Saline implants can be placed in a number of different locations underneath the breast, including subglandular (over the muscle tissue), partial submuscular (only the top 2/3 of the implant covered by muscle tissue) and complete submuscular (entire implant is under the muscle tissue). Something else for the patient and doctor to consider is the type of incision and the location. Some of the possibilities include inframammary (directly under the breast crease), periareolar (nipple), transaxillary (armpit), or TUBA (bullybutton).
Since silicone implants are filled after they are inserted, they tend to involve smaller incisions than with silicone implants, which are filled before they are inserted. The surgeon uses a syringe to carefully administer the correct amount of saline, and can increase or decrease it as needed. With silicone implants, the correct size must be determined before it is inserted because it cannot be adjusted. The only option if the patient of doctor is unhappy is removing the old one first, then inserting the new, correctly sized implant.
Minimal Risk of Rupture with Saline Implants
Saline is simply a salt water solution, and about 60% of the body is already composed of saline. Therefore, should the implant break, the saline is completely harmless to the body. In the event of a rupture, a noticeable size difference will be immediately noticeable with saline implants, which is a good thing. With silicone breast implants, the silicone gel leaks out very slowly and the patient might not even be aware a rupture has take place. For this reason, the FDA recommends that special MRI’s be performed on women with silicone breast implants about every three years.
How Do They Feel?
The main drawback of saline implants is how they feel. Silicone gel feels more like real breast tissue than saline. Some women complain that saline feels like a water balloon. However, thanks to advancements in surgical techniques such as placing a saline implant underneath the chest muscles, a more natural feel is achievable with saline. It depends on other factors too, such as the amount of natural breast tissue the patient has prior to the implant. Overall though, silicone is generally agreed upon to give a more natural feel that resembles real breast tissue better than saline.
The Risk of the Ripple Effect
Saline implants are more likely to have a visible “ripple” or wrinkling effect than their silicone counterparts. The ripple effect is caused by the saline filler and the casing of the implant interacting with one another. This effect is more noticeable in women who have very little breast tissue to start with and thus have thinner skin over the implant. This effect can be minimized with more modern techniques such as placing the implant underneath the muscle. If the women has a fair amount of breast tissue to start with and the implant is placed underneath the muscle tissue, the risk of a noticeable ripple effect is greatly minimized.
Saline implants are cheaper than silicone, by about $1,000. The materials used are cheaper than those used in silicone implants. Saline implants with all costs (surgeons free, anesthesia, etc.) cost between roughly $4,000 to $,6000.

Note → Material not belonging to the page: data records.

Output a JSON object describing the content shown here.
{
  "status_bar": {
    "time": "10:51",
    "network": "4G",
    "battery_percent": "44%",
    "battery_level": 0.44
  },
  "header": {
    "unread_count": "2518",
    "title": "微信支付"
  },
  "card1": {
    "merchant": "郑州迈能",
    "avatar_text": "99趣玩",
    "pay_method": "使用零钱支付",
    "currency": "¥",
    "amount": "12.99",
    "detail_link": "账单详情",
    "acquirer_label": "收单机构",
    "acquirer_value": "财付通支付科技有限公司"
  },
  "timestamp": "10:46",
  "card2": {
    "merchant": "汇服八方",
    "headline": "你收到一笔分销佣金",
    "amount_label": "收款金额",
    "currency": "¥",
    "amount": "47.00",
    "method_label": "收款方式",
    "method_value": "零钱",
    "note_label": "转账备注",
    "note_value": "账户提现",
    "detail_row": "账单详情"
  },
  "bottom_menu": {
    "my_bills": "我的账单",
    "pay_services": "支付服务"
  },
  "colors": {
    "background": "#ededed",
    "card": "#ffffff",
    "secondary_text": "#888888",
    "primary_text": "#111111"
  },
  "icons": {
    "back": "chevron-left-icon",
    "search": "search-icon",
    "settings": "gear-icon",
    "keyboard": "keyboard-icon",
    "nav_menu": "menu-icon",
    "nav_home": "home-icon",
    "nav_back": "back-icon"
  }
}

The Final Decision
It is imperative to discuss the pros and cons of silicone vs. saline implants with your doctor. There are lots of things to consider in making your final decision including how much breast tissue you have to start with, your goals, your budget, your personal anatomy, etc. Make sure you discuss these things with an experienced, board certified plastic surgeon.
Although there is a lot to consider, what the decision will generally boil down to is this: Silicone implants provide a more natural look and feel at a higher cost and with a slightly higher risk of complications, while saline implants, despite many advancements in surgical techniques, do not usually feel as natural as silicone, but they are cheaper and have an even lower risk of complications.